HE DOESN'T have the flair of Terrell Owens or the following of Donovan McNabb, but Eagles running back Brian Westbrook is becoming a Philadelphia favorite. He's no longer viewed as a diminutive player (5'10", 205) out of a Division I-AA program who surely couldn't withstand an NFL pounding. Coming off a breakout 2004 season, he is seen as a multidimensional threat who gives defenses fits.
He'll line up at running back, in the slot or at wideout, and he's capable of making a momentous play every time he touches the ball. "Brian is the key to our offense," says fullback Josh Parry. "Everybody talks about TO, but Brian is the most versatile player I've seen in a while."
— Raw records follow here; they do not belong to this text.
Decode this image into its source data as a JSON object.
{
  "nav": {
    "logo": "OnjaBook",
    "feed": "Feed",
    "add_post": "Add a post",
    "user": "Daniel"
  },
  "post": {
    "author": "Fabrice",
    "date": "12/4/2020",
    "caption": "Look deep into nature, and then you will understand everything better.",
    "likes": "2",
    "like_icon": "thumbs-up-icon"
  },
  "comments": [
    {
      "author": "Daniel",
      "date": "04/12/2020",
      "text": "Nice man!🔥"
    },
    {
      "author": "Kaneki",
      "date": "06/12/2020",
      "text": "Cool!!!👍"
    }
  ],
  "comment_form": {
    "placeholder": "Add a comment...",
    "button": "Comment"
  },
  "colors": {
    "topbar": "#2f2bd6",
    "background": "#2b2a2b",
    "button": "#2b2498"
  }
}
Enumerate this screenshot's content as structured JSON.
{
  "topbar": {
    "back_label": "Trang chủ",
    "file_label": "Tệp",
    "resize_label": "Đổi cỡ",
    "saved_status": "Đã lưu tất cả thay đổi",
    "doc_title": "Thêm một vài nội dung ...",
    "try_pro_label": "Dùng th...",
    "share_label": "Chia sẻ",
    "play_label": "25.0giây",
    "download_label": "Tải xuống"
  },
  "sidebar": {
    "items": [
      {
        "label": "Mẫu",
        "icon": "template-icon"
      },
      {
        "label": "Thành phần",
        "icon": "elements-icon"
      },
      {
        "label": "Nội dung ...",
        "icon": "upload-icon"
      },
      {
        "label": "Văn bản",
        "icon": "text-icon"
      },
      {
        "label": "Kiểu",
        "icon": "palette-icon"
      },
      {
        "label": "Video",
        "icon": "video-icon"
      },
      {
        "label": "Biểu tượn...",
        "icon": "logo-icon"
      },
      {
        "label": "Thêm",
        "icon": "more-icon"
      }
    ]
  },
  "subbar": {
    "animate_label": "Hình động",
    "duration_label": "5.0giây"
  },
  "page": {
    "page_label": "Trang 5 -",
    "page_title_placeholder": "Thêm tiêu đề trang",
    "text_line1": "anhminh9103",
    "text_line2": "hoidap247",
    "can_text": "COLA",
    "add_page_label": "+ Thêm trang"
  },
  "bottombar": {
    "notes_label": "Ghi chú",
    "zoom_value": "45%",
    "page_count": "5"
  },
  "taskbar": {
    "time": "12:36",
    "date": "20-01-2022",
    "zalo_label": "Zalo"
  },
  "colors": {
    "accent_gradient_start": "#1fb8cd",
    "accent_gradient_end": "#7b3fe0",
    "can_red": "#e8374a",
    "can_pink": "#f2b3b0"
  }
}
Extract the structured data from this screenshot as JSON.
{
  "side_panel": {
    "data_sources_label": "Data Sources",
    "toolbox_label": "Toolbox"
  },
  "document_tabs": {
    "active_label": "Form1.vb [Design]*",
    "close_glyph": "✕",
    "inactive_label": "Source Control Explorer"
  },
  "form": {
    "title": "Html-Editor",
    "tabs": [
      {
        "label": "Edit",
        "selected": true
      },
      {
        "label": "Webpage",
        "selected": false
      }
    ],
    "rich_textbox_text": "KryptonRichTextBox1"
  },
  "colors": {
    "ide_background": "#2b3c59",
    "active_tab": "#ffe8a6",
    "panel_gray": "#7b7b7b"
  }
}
Westbrook has drawn comparisons to Marshall Faulk, the Rams' multitalented back, and for good reason. During the regular season Westbrook rushed for 812 yards, caught 73 passes (an NFL high for running backs) for 703 yards and scored nine touchdowns. Not bad for a player who didn't even enter training camp as Philadelphia's featured back.
In 2003 he split carries with Correll Buckhalter and Duce Staley, while also excelling as a return man. But after Staley left as a free agent and Buckhalter went down in August with a season-ending knee injury, Westbrook took the ball and ran with it. "We caught defenses off guard last year because we had different personnel in the game at various times," says Westbrook, a 2002 third-round draft pick out of Villanova. "This year teams have prepared for me more, and we've had to work harder to create [opportunities]."
Defenses are constantly adjusting as Westbrook moves around in the offense. "He's hard to find," says Vikings defensive end Lance Johnstone. "If they come out with two tight ends, he might start as the single back and motion out. Or he could start in the slot and they could have no backs. It's hard to make adjustments because you have to account for him first. He can create all kinds of mismatches because they use him so creatively."
In the divisional playoff the Vikings covered him primarily with linebackers. In the NFC Championship Game the Falcons chipped Westbrook with defensive ends and shadowed him with linebackers and nickelbacks. In those two games Westbrook had 252 total yards (166 rushing, 86 receiving) and scored a touchdown.
So what will the Patriots do? "I think New England will get after Brian," says Eagles offensive coordinator Brad Childress. "They'll try to make it hard for him to get off the line of scrimmage. But the thing is, you can't completely bastardize your defense to handle him. Atlanta talked about covering him with [strong safety] Bryan Scott, but [Westbrook] can show up in places that safeties just can't play."
It's a dimension that was missing during Philly's playoff run last year, after Westbrook was lost in the regular-season finale with a torn left triceps. Now he is McNabb's primary weapon. "If teams are going to focus on me, that's going to open things for other people," Westbrook says. "That's what TO brought to this offense. He took a lot of pressure off everybody else. Now that role belongs to me." --Jeffri Chadiha
WHEN PHILADELPHIA HAS THE BALL: KEY MATCHUPS
Eagles WR Greg Lewis versus Patriots DB Hank Poteat
If he gets on the field at all, Terrell Owens isn't likely to be much of a deep threat. That job falls to Lewis, who had the longest gain (45 yards) in the NFC Championship Game. He's the fastest player on the roster, and he'll line up wide, usually on the left side, whenever Philadelphia is in slot formation. Poteat, a free agent signed on Jan. 10, played the right corner in nickel and dime defenses in the AFC title game and held up surprisingly well. If New England uses Poteat the same way on Sunday, the Eagles will test him deep, trying to get Lewis against him in man coverage.
Eagles LT Tra Thomas versus Patriots DE Jarvis Green
Playing in place of the injured Richard Seymour, Green was the best lineman on the field in the AFC Championship Game. He did a terrific job neutralizing the left side of the Pittsburgh line, where the Steelers like to run, and he was active in the pass rush. Thomas is a mauler who can be effective blocking down on running plays to his outside, but at times he falls asleep. Green, or Seymour if he's back from his knee injury, can beat Thomas with leverage and quickness.
Eagles RB Brian Westbrook versus Patriots ILB Tedy Bruschi
When New England goes into its nickel or dime, Bruschi is alone in the middle. He's vulnerable to the quarterback draw, if a blocker can get to him, or a draw by Westbrook, who can get through the hole in a hurry. Westbrook is also valuable as a receiver working the short zone, which takes him into Bruschi's territory, or lining up in the slot or on the flank and attacking the deeper areas. --Paul Zimmerman